How do one get started in "creative" gaming jobs?

I don’t want to hijack this interesting thread on getting into the gaming industry as a programmer, but I’d like to ask a related question. How does one get into the industry as a writer? I’m currently a technical writer with a stimulating job (believe it or not), but I’m curious about the creative writing aspect of the gaming industry. How does one get hired as a scenario/script writer? Is anyone actually hiring this kind of professional at the moment? What kind of portfolio should one build? I’m also curious about how other “creative” types, such as graphic artists, get their start. (No disrespect to developers intended, I’m just trying to separate nuts-and-bolts game development from composed game content.)

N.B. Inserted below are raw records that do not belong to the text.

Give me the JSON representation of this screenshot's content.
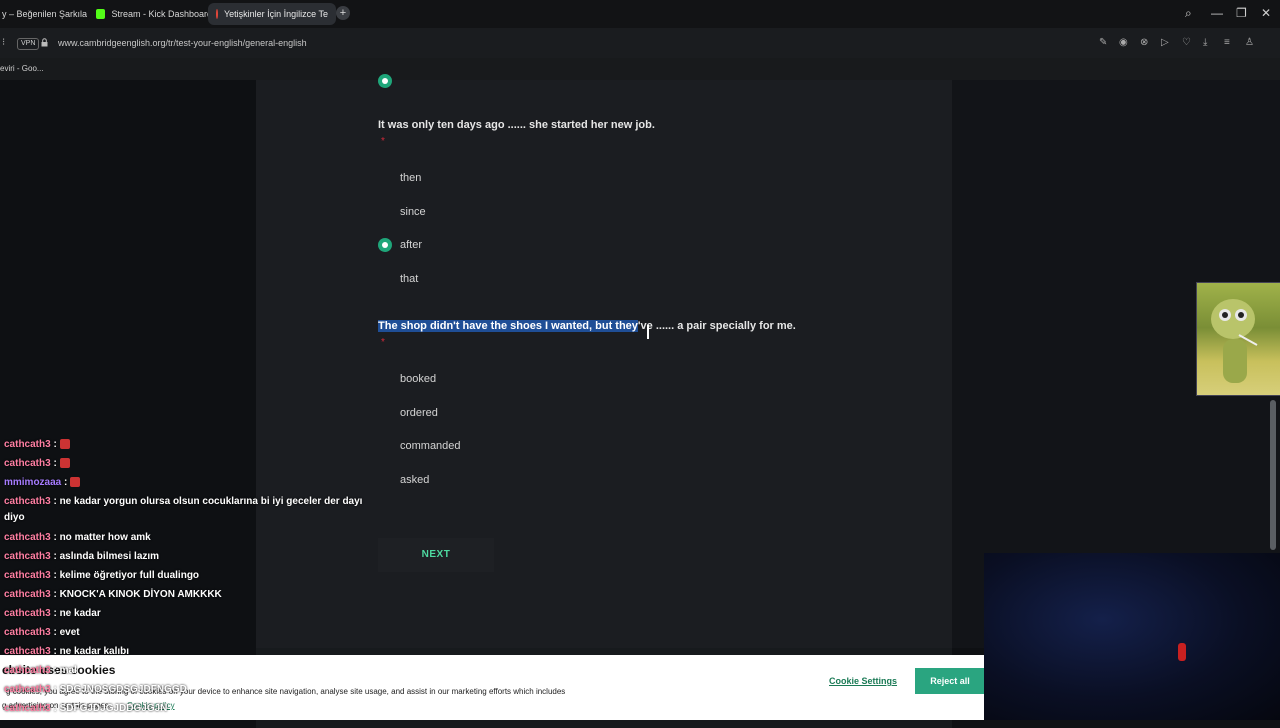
{
  "browser": {
    "tabs": [
      {
        "label": "y – Beğenilen Şarkıla",
        "active": false
      },
      {
        "label": "Stream - Kick Dashboard",
        "active": false
      },
      {
        "label": "Yetişkinler İçin İngilizce Te",
        "active": true
      }
    ],
    "vpn_label": "VPN",
    "url": "www.cambridgeenglish.org/tr/test-your-english/general-english",
    "bookmark": "eviri - Goo..."
  },
  "quiz": {
    "questions": [
      {
        "text": "It was only ten days ago ...... she started her new job.",
        "required_mark": "*",
        "options": [
          "then",
          "since",
          "after",
          "that"
        ],
        "selected": "after"
      },
      {
        "text_highlighted": "The shop didn't have the shoes I wanted, but they",
        "text_rest": "'ve ...... a pair specially for me.",
        "required_mark": "*",
        "options": [
          "booked",
          "ordered",
          "commanded",
          "asked"
        ],
        "selected": null
      }
    ],
    "next_label": "NEXT"
  },
  "cookie_banner": {
    "title": "ebsite uses cookies",
    "text": "g cookies, you agree to the storing of cookies on your device to enhance site navigation, analyse site usage, and assist in our marketing efforts which includes",
    "text2": "g advertising on certain pages.",
    "policy_link": "Cookie policy",
    "settings_label": "Cookie Settings",
    "reject_label": "Reject all"
  },
  "chat": [
    {
      "user": "cathcath3",
      "message": ":"
    },
    {
      "user": "cathcath3",
      "message": ":"
    },
    {
      "user": "mmimozaaa",
      "message": ":"
    },
    {
      "user": "cathcath3",
      "message": ": ne kadar yorgun olursa olsun cocuklarına bi iyi geceler der dayı diyo"
    },
    {
      "user": "cathcath3",
      "message": ": no matter how amk"
    },
    {
      "user": "cathcath3",
      "message": ": aslında bilmesi lazım"
    },
    {
      "user": "cathcath3",
      "message": ": kelime öğretiyor full dualingo"
    },
    {
      "user": "cathcath3",
      "message": ": KNOCK'A KINOK DİYON AMKKKK"
    },
    {
      "user": "cathcath3",
      "message": ": ne kadar"
    },
    {
      "user": "cathcath3",
      "message": ": evet"
    },
    {
      "user": "cathcath3",
      "message": ": ne kadar kalıbı"
    },
    {
      "user": "cathcath3",
      "message": ": mal"
    },
    {
      "user": "cathcath3",
      "message": ": SDGJNOSGDSGJDFNGGD"
    },
    {
      "user": "cathcath3",
      "message": ": SDFGJDJGJDDGJGJN"
    }
  ],
  "colors": {
    "accent": "#1fa67a",
    "next_text": "#4ed9a0",
    "highlight": "#1f4e96",
    "required": "#d02a3a",
    "chat_user": "#ff7fa3"
  }
}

I don’t have very much information about this, other than I know someone who was trying to get a similar job, and I know they wrote short stories. (Not sure if they were related or not).

You could check out the help-wanted sections of gaming outfits like BioWare (my brother knows a few people who work there). Right now they have a position for ‘senior writer’ with lots of info that sounds similar to what you’re looking for.

Thanks, Nanoda. The requirements they give are very thorough…This is a good place to start.

I’ve got two Internet friends who have this sort of position (one of them is at Bioware, I think). The Bioware one is a published fantasy author; the other guy is a published D&D author and administrator of a gaming messageboard. It helps, I think, to be proven in related fields.


Writer is one of the hardest jobs in the games industry to get. Most games are still written by one of the designers on the development team. Sometimes pros are hired from outside the outside the team, but it’s usually a name guy that brings some ‘perceived’ PR value.

I know a few guys making a living as game writers, but they’re all former designers who built contacts within the industry before become full time writers.

The role of writers in game development is in flux right now. Until recently most companies didn’t hire professional writers and even now the quality of most game writing is pretty abysmal. Hopefully over the next few years we’ll see this change.

This does mean that it’s not very easy to get a job as a writer in the game industry right now. A lot of companies still don’t think that good writing is worth paying for, so your potential client pool is on the small side.

The writers who are working in the industry are often freelancers. Most game companies don’t have enough of a demand to keep a writer on payroll full time. In order to get hired as a freelancer you should develop a porfolio of **creative ** works – I’m afraid that technical writing won’t sell your skills very well. Television or movie scripts are great, as is comic book writing, as those skills tend to translate well into videogames. Short stories, novels and poetry don’t translate as well and are much less very valuable as portfolio pieces.

The International Game Developers Association (IGDA) has a special interest group (SIG) for writers who are interested in working in the game industry. You might consider subscribing to their mailing list and asking your questions there.

Also, the Writer’s Guild of America has a New Media Caucus that’s focused on bringing videogame writers into the Writer’s Guild. They maintain a directory of writers who are interested in game industry work.

Oh, and you asked about graphic artists as well.

It’s much easier to get a job as an artist. A big team these days can have a hundred artists on staff. They might not even have one full-time writer.

Artists get hired on the strength of their portfolios. A lot of times they’re hired straight out of school based on their student work. Or they come from a previous career in animation or film or commercial art.

The industry is reaching the point now where artists are specializing. So someone might be hired just as a modeller, for example. Or just as user-interface designer. Or just as a concept artist.

Thanks so much for the input. I’ll be looking into the IGDA SIG shortly.